Estrogen and progestin compared with simvastatin for hypercholesterolemia in postmenopausal women.N Engl J Med. 1997 Aug 28; 337(9):595-601.NEJM
Postmenopausal estrogen therapy has favorable effects on serum lipoproteins in women with normal serum lipid levels, but the effect of combined estrogen and progestin therapy on lipoproteins in women with hypercholesterolemia has not been determined, nor has it been directly compared with the effect of conventional lipid-lowering therapy.
In a randomized crossover trial, we studied 58 postmenopausal women with fasting serum total cholesterol levels greater than 250 mg per deciliter. Each woman received simvastatin (10 mg daily) for eight weeks and postmenopausal hormone therapy (up to 1.25 mg of conjugated equine estrogens daily, along with 5 mg of medroxyprogesterone acetate daily) for eight weeks, with an eight-week washout period between the two treatment phases.

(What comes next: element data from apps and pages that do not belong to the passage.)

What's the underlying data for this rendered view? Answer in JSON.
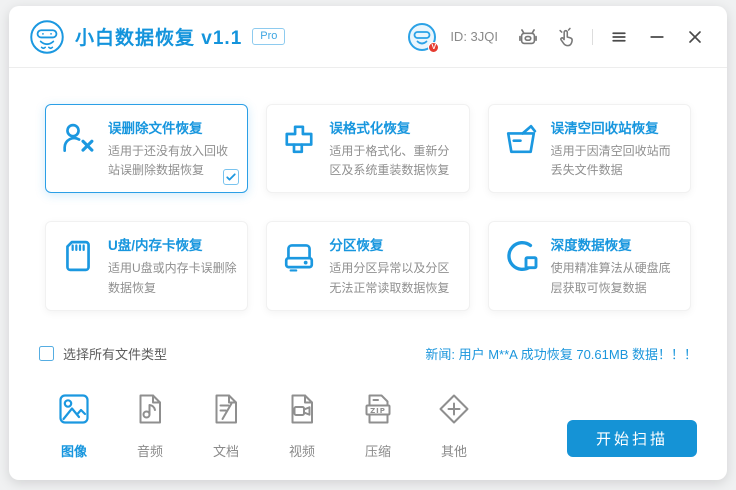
{
  "header": {
    "title": "小白数据恢复",
    "version": "v1.1",
    "pro_badge": "Pro",
    "user_id": "ID: 3JQI",
    "avatar_badge": "V",
    "icons": [
      "logo-robot-icon",
      "avatar-icon",
      "robot-icon",
      "hand-click-icon",
      "menu-icon",
      "minimize-icon",
      "close-icon"
    ]
  },
  "cards": [
    {
      "title": "误删除文件恢复",
      "desc": "适用于还没有放入回收站误删除数据恢复",
      "icon": "user-x-icon",
      "selected": true
    },
    {
      "title": "误格式化恢复",
      "desc": "适用于格式化、重新分区及系统重装数据恢复",
      "icon": "format-brush-icon",
      "selected": false
    },
    {
      "title": "误清空回收站恢复",
      "desc": "适用于因清空回收站而丢失文件数据",
      "icon": "recycle-bin-icon",
      "selected": false
    },
    {
      "title": "U盘/内存卡恢复",
      "desc": "适用U盘或内存卡误删除数据恢复",
      "icon": "sd-card-icon",
      "selected": false
    },
    {
      "title": "分区恢复",
      "desc": "适用分区异常以及分区无法正常读取数据恢复",
      "icon": "hard-drive-icon",
      "selected": false
    },
    {
      "title": "深度数据恢复",
      "desc": "使用精准算法从硬盘底层获取可恢复数据",
      "icon": "deep-scan-icon",
      "selected": false
    }
  ],
  "filetypes": {
    "select_all": "选择所有文件类型",
    "select_all_checked": false,
    "zip_glyph": "ZIP",
    "items": [
      {
        "label": "图像",
        "icon": "image-icon",
        "selected": true
      },
      {
        "label": "音频",
        "icon": "audio-file-icon",
        "selected": false
      },
      {
        "label": "文档",
        "icon": "document-file-icon",
        "selected": false
      },
      {
        "label": "视频",
        "icon": "video-file-icon",
        "selected": false
      },
      {
        "label": "压缩",
        "icon": "zip-file-icon",
        "selected": false
      },
      {
        "label": "其他",
        "icon": "other-diamond-icon",
        "selected": false
      }
    ]
  },
  "news": {
    "text": "新闻: 用户 M**A 成功恢复 70.61MB 数据！！！"
  },
  "scan": {
    "label": "开始扫描"
  },
  "colors": {
    "accent": "#1796de",
    "button": "#1593d6",
    "news": "#1b96dc",
    "badge_red": "#e53b30"
  }
}
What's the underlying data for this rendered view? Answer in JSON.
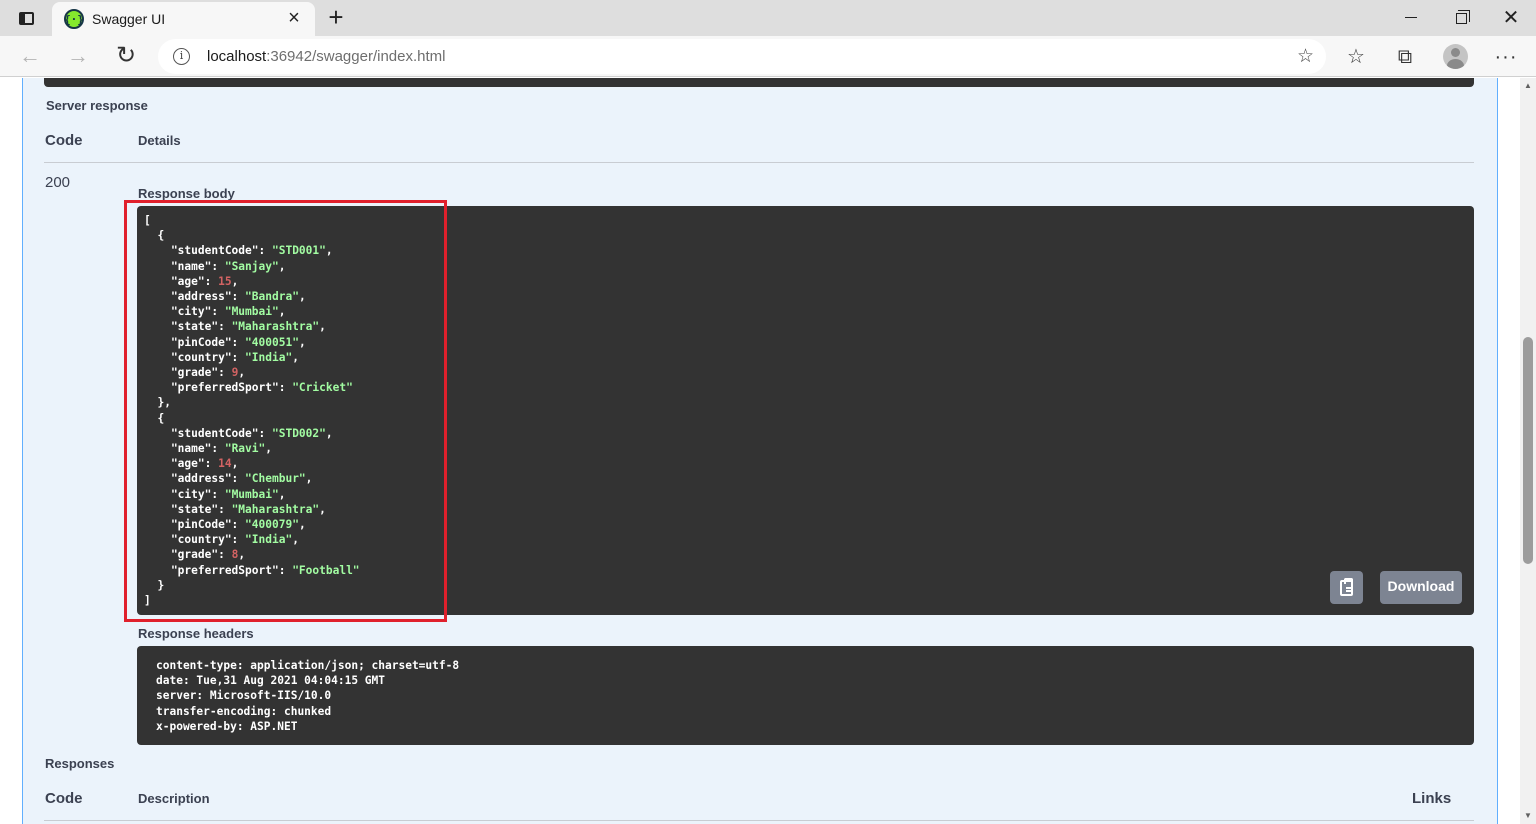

At base line, the mean (+/-SD) cholesterol values were as follows: total cholesterol, 305+/-39 mg per deciliter; high-density lipoprotein (HDL) cholesterol, 62+/-19 mg per deciliter; and low-density lipoprotein (LDL) cholesterol, 217+/-39 mg per deciliter. For total cholesterol, the mean decrease with hormone therapy was 14 percent (95 percent confidence interval, 11 to 16 percent) and the mean decrease with simvastatin was 26 percent (95 percent confidence interval, 23 to 29 percent). For LDL cholesterol, the mean decrease was 24 percent (95 percent confidence interval, 20 to 28 percent) with hormone therapy and 36 percent (95 percent confidence interval, 32 to 40 percent) with simvastatin. The effect of simvastatin was significantly greater than that of hormone therapy (P<0.001). HDL cholesterol increased similarly with hormone therapy (mean increase, 7 percent; 95 percent confidence interval, 2 to 12 percent) and simvastatin (mean increase, 7 percent; 95 percent confidence interval, 4 to 10 percent). Triglyceride levels increased with hormone therapy (mean increase, 29 percent; 95 percent confidence interval, 15 to 42 percent) but decreased with simvastatin (mean decrease, 14 percent; 95 percent confidence interval, 8 to 20 percent). Lp(a) lipoprotein decreased with hormone therapy (mean decrease, 27 percent; 95 percent confidence interval, 20 to 34 percent), but not with simvastatin.
In postmenopausal women with hypercholesterolemia, therapy with estrogen plus progestin has beneficial effects on lipoprotein levels. Hormone therapy may be an effective alternative to treatment with simvastatin, especially in women with normal triglyceride levels.